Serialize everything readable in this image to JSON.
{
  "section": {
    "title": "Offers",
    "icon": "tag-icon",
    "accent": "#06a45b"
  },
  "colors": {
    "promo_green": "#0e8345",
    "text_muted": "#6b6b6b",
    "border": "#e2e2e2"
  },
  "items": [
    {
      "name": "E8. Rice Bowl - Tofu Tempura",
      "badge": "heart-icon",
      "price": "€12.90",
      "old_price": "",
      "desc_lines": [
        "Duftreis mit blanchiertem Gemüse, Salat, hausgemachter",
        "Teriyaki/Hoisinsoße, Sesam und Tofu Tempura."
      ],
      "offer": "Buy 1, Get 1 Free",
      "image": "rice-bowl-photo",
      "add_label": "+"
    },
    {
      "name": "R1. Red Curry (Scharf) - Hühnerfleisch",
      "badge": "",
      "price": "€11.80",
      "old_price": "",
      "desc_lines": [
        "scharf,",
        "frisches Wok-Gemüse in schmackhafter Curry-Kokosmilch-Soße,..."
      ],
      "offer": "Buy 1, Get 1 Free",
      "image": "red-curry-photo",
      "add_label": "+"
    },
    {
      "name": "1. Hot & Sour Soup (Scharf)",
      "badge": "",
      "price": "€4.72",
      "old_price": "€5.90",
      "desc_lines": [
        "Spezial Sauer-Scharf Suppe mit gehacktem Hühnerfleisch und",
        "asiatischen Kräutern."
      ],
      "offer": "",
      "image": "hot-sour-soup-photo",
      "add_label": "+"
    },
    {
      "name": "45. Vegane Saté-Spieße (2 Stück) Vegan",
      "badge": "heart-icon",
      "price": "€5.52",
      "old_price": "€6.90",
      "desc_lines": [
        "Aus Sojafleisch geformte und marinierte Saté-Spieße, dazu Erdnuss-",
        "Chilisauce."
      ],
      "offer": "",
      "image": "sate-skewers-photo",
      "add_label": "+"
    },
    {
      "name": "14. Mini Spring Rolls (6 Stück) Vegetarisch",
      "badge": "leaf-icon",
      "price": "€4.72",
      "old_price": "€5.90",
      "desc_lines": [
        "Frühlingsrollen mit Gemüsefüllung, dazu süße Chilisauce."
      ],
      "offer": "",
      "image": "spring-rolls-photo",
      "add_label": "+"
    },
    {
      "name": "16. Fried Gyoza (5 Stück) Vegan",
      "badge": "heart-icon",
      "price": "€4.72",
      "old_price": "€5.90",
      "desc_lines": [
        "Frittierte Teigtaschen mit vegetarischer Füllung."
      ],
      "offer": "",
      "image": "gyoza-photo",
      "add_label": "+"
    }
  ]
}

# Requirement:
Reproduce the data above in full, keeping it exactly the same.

# Exercise answer:
Serialize everything readable in this image to JSON.
{
  "section": {
    "title": "Offers",
    "icon": "tag-icon",
    "accent": "#06a45b"
  },
  "colors": {
    "promo_green": "#0e8345",
    "text_muted": "#6b6b6b",
    "border": "#e2e2e2"
  },
  "items": [
    {
      "name": "E8. Rice Bowl - Tofu Tempura",
      "badge": "heart-icon",
      "price": "€12.90",
      "old_price": "",
      "desc_lines": [
        "Duftreis mit blanchiertem Gemüse, Salat, hausgemachter",
        "Teriyaki/Hoisinsoße, Sesam und Tofu Tempura."
      ],
      "offer": "Buy 1, Get 1 Free",
      "image": "rice-bowl-photo",
      "add_label": "+"
    },
    {
      "name": "R1. Red Curry (Scharf) - Hühnerfleisch",
      "badge": "",
      "price": "€11.80",
      "old_price": "",
      "desc_lines": [
        "scharf,",
        "frisches Wok-Gemüse in schmackhafter Curry-Kokosmilch-Soße,..."
      ],
      "offer": "Buy 1, Get 1 Free",
      "image": "red-curry-photo",
      "add_label": "+"
    },
    {
      "name": "1. Hot & Sour Soup (Scharf)",
      "badge": "",
      "price": "€4.72",
      "old_price": "€5.90",
      "desc_lines": [
        "Spezial Sauer-Scharf Suppe mit gehacktem Hühnerfleisch und",
        "asiatischen Kräutern."
      ],
      "offer": "",
      "image": "hot-sour-soup-photo",
      "add_label": "+"
    },
    {
      "name": "45. Vegane Saté-Spieße (2 Stück) Vegan",
      "badge": "heart-icon",
      "price": "€5.52",
      "old_price": "€6.90",
      "desc_lines": [
        "Aus Sojafleisch geformte und marinierte Saté-Spieße, dazu Erdnuss-",
        "Chilisauce."
      ],
      "offer": "",
      "image": "sate-skewers-photo",
      "add_label": "+"
    },
    {
      "name": "14. Mini Spring Rolls (6 Stück) Vegetarisch",
      "badge": "leaf-icon",
      "price": "€4.72",
      "old_price": "€5.90",
      "desc_lines": [
        "Frühlingsrollen mit Gemüsefüllung, dazu süße Chilisauce."
      ],
      "offer": "",
      "image": "spring-rolls-photo",
      "add_label": "+"
    },
    {
      "name": "16. Fried Gyoza (5 Stück) Vegan",
      "badge": "heart-icon",
      "price": "€4.72",
      "old_price": "€5.90",
      "desc_lines": [
        "Frittierte Teigtaschen mit vegetarischer Füllung."
      ],
      "offer": "",
      "image": "gyoza-photo",
      "add_label": "+"
    }
  ]
}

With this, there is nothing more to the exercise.